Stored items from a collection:
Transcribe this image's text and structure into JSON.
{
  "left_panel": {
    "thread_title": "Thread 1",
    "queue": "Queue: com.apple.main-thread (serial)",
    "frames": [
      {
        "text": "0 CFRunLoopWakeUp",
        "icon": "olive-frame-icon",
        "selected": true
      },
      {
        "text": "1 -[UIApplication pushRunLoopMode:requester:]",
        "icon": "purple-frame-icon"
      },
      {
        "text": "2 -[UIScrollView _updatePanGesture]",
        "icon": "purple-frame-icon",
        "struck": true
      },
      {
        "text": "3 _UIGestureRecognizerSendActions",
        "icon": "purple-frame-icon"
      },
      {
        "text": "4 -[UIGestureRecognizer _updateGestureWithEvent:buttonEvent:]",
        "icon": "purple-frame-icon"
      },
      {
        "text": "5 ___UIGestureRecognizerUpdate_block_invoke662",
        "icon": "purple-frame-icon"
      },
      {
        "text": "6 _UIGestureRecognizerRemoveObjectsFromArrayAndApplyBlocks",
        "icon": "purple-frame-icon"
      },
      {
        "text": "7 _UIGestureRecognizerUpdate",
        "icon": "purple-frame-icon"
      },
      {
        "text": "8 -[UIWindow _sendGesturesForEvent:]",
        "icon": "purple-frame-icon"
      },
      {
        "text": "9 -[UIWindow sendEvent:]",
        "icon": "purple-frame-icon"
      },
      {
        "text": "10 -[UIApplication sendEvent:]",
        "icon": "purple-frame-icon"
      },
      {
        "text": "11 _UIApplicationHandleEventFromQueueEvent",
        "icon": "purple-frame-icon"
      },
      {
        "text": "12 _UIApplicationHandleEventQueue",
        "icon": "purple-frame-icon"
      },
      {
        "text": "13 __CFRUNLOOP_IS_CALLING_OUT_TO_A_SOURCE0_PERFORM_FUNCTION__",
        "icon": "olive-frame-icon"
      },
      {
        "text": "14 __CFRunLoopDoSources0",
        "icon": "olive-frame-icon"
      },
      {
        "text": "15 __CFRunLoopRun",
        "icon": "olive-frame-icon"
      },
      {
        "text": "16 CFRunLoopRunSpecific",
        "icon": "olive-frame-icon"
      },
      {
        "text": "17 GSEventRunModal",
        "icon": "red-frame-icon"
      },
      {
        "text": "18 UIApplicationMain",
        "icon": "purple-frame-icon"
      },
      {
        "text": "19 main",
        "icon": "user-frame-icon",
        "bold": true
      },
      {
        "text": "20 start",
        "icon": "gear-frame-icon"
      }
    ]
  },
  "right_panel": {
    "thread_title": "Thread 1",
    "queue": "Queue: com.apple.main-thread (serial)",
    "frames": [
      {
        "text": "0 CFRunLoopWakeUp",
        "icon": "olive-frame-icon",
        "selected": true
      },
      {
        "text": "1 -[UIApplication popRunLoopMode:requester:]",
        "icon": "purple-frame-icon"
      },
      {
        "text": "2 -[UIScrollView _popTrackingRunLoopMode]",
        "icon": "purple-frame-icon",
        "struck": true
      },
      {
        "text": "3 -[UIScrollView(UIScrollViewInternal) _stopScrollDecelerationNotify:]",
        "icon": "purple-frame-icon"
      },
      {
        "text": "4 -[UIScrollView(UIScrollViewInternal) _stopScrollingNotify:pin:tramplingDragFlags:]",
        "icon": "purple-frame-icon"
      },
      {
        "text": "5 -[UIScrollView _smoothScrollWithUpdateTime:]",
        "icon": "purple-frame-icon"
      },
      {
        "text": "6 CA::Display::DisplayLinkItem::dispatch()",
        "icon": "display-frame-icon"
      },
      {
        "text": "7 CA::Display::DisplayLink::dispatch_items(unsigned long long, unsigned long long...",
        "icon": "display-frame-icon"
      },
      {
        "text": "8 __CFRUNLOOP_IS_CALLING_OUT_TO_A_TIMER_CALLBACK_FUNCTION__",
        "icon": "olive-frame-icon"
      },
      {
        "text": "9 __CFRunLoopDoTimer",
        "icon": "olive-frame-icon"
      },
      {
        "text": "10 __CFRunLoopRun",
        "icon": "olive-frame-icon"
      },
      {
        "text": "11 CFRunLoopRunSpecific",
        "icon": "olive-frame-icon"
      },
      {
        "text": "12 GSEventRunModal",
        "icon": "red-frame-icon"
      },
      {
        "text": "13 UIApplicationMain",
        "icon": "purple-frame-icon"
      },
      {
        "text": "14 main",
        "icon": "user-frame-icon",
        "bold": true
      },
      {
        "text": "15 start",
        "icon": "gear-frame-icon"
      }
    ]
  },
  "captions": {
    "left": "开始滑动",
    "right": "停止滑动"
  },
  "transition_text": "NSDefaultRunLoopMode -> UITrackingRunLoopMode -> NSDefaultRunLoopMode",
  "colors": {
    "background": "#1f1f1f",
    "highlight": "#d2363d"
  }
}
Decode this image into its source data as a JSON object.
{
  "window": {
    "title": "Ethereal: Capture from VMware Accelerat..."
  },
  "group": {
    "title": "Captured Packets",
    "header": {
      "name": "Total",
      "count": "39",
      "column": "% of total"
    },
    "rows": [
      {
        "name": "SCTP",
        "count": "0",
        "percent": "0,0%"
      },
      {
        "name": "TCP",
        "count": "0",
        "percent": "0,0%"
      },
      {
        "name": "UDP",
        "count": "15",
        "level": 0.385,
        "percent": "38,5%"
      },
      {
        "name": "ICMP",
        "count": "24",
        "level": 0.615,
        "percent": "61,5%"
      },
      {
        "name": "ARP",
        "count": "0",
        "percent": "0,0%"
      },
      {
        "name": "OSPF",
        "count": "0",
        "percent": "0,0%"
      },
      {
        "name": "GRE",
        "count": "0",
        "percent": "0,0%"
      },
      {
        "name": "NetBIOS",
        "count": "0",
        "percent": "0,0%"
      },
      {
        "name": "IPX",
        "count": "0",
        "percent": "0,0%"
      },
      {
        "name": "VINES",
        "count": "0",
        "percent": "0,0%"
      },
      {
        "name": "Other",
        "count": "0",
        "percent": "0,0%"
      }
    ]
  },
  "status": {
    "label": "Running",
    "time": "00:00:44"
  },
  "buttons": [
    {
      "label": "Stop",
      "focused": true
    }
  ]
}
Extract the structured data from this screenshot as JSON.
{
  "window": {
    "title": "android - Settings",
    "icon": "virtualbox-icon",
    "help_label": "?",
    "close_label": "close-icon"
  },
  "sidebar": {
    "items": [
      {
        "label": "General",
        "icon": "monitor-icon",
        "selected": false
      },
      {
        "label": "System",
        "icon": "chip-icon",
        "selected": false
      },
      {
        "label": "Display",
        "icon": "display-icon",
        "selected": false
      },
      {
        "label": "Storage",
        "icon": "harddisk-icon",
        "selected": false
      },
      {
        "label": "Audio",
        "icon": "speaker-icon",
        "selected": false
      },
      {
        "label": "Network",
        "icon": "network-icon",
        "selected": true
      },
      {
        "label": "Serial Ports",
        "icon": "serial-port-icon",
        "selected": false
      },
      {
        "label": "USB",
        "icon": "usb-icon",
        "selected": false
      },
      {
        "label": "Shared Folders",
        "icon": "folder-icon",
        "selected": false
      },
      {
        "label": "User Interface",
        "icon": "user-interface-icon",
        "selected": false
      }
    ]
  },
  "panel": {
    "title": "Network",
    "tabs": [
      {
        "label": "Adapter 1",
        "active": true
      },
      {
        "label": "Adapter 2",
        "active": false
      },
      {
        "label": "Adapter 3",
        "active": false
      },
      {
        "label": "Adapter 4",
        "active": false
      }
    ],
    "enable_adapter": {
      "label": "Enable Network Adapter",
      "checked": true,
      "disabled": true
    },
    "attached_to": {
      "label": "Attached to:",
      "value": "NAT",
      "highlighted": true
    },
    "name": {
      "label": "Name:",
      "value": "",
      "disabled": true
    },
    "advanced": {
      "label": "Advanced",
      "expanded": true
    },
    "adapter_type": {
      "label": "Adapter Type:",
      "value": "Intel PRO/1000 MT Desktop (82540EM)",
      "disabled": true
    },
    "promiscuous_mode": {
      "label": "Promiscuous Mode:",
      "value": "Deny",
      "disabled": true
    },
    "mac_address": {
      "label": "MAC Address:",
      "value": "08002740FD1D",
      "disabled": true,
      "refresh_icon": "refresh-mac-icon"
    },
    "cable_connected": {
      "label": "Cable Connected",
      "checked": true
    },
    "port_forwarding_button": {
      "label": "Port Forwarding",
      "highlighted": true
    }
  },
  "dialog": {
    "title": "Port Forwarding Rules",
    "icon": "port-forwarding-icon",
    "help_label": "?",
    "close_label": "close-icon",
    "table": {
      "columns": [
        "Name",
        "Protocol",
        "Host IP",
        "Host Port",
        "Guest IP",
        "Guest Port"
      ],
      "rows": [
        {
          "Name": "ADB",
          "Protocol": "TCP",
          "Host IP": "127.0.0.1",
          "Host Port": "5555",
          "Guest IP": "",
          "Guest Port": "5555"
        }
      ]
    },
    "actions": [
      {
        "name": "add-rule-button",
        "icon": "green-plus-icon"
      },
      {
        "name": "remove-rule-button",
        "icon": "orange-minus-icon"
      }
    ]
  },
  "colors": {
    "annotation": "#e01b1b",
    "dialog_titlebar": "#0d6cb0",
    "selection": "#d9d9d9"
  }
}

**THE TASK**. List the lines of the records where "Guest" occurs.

**TASK OUTPUT**.
        "Guest IP",
        "Guest Port"
          "Guest IP": "",
          "Guest Port": "5555"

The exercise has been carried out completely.